■ What you are asked to do:
Across the listing below, how many lines hold "title"? Reply with the number by itself.

· · ·

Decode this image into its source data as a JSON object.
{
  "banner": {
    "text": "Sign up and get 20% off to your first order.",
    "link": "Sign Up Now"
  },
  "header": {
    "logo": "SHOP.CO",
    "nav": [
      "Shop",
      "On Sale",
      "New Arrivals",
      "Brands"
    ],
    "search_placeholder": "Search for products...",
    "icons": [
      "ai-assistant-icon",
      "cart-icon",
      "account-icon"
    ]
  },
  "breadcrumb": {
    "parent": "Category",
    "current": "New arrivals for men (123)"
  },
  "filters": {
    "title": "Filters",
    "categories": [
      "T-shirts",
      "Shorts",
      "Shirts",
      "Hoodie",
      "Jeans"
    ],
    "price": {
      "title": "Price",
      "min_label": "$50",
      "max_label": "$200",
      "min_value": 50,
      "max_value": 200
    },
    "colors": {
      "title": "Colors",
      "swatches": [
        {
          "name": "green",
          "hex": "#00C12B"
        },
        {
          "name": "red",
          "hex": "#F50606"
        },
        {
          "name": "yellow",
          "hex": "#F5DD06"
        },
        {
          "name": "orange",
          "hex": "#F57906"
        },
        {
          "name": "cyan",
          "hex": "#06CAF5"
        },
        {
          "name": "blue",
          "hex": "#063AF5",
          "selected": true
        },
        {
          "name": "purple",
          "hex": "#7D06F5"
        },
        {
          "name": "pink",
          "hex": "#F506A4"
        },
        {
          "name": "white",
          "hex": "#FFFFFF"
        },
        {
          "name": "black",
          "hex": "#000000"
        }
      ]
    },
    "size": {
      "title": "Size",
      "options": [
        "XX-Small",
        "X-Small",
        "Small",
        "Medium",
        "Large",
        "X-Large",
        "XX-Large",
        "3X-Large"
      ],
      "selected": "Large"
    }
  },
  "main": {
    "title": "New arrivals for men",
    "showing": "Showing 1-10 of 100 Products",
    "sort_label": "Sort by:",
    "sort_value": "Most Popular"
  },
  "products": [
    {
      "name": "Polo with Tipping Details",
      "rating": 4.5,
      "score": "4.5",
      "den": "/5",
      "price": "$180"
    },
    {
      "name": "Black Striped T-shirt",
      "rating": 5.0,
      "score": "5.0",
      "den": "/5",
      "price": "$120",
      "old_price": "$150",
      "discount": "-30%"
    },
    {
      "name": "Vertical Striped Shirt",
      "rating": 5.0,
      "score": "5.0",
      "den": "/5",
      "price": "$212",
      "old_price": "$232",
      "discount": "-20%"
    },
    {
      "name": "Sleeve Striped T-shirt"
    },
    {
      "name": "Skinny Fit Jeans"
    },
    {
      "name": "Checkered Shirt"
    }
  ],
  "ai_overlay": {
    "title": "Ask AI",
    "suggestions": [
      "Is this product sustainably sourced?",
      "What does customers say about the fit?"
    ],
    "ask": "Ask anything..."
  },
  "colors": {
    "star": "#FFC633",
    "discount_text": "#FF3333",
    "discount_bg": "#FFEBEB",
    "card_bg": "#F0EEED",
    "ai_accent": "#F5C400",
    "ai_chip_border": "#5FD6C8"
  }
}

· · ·

■ Output for this exercise:
6